View Full DocumentThis preview has intentionally blurred sections. Sign up to view the full version.
View Full Document
Unformatted text preview: Chapter 10 Rotating Flows Flows in rotating frames of reference include atmospheric flows and flows in turbomachinery. Fictitious inertia forces are added to the NavierStokes equations: the centrifugal force is easily included the conventional framework, but the Coriolis force introduces some new physics. Relevant dimensionless parameters are the Ekman and Rossby numbers. The case of dominant Coriolis force corresponds to a small Rossby num ber. See Fig. 10.1. 10.1 Equations of motion The equations of motion in a rotating frame of reference can be found in most dynamics textbooks. The derivation relies on the observation that, as the base vectors rotate at constant angular velocity Ω (Fig. 10.2), we have ∂ t e i = Ω × e i (10.1) Note that Ω is the rotation vector (Poisson vector) of the frame of reference as seen from an assumed inertial reference. Then, the second derivative of the vector position r = x i e i is easily obtained ∂ 2 tt r = ∂ 2 tt x i e i + 2 ∂ t x i Ω × e i + x i Ω × (Ω × e i ) (10.2) In addition to the apparent acceleration, two new terms appear: the Coriolis acceleration which depend on velocity, and the centripetal acceleration which depends on position relative to the axis of rotation. 201 202 CHAPTER 10. ROTATING FLOWS D. Fultz’s movie: Rotating flows • Coriolis force: motion of vortex ring (selfpropelled) or similar object • Rossby number, geostrophic flow – linear equations – 2D: TaylorProudman theorem – Taylor columns – nonlocal effects: ∇ 2 – Rossby waves • atmospheric motion: large scale only • Ekman layers: secondary flows Figure 10.1: Small Rossby number flows, movie by D. Fultz Figure 10.2: Inertial and rotating frames of reference 10.2. SCALING 203 Moving these two accelerations to the other side of Newton’s second law, they become fictitious forces (with signs reversed), and the NavierStokes equations become ∂ t u + ω × u =∇ ( p ρ + u 2 2 + gz ) ν ∇ × ω Ω × (Ω × r ) 2Ω × u (10.3) The first added term is the centrifugal force, quadratic in Ω. Because it can be rewritten in the form Ω × (Ω × r ) =∇ ( 1 2 Ω 2 r 2 ) (10.4) where r denotes the distance from the axis of rotation, the centrifugal term is easily combined with the pressure term. The term linear in Ω is the Coriolis force. It is essential in explaining our largescale weather systems, among other features. This chapter revolves around it. Questions for discussion: Is your lab an inertial lab? Rotor? 10.1.1 Coriolis force Effects of the Coriolis force are illustrated in the movie shown in class. The trajectory of a vortex ring in the rotating tank is a good example (Fig. 10.3). Note that the direction of rotation is actually for tank rotation as seen from (inertial) lab....
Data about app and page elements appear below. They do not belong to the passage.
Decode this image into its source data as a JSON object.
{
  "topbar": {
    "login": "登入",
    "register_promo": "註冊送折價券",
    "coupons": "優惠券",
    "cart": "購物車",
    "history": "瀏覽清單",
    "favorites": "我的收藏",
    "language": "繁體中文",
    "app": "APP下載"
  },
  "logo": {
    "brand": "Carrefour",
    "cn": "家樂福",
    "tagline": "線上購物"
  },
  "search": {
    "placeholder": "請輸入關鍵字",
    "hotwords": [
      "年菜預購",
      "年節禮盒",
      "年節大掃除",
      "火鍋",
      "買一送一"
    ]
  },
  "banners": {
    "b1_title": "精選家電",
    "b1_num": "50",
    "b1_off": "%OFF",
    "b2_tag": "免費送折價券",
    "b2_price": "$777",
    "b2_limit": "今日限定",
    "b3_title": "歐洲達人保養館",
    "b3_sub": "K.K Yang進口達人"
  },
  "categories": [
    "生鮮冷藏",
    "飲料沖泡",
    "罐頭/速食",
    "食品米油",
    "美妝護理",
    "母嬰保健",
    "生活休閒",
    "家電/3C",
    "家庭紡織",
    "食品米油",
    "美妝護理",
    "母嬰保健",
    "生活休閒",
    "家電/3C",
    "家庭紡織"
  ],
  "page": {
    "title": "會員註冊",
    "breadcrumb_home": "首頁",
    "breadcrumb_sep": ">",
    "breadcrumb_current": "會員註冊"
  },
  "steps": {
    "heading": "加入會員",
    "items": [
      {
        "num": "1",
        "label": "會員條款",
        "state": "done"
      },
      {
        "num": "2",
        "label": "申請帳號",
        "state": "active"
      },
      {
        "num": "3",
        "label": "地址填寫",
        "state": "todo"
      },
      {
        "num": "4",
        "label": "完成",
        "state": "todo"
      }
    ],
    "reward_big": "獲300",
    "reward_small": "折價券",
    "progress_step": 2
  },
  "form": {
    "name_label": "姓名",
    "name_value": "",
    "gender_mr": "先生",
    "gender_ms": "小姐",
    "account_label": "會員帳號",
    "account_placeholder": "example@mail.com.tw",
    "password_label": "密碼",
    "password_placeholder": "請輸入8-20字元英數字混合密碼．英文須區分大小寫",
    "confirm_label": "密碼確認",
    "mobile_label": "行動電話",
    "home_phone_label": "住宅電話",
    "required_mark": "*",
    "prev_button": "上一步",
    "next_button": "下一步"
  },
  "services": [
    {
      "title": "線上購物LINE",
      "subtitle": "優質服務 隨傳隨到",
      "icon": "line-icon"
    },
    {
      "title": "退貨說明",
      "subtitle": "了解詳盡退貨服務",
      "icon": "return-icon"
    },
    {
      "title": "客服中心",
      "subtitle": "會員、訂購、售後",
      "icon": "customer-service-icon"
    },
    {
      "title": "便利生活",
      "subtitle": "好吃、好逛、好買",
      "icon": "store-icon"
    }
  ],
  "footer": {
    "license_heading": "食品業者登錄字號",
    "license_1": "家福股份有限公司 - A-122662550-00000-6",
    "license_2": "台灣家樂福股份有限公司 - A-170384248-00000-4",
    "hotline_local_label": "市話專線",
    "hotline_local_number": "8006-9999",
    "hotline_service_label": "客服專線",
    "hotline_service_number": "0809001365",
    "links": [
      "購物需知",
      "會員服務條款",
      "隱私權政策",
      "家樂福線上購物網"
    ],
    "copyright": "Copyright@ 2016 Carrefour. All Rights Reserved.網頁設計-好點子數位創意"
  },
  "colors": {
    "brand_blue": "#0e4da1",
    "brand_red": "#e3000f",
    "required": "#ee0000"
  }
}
View
Full Document
 Spring '10
 XX
 Coriolis Effect, Rotation, Ekman, coriolis force

Click to edit the document details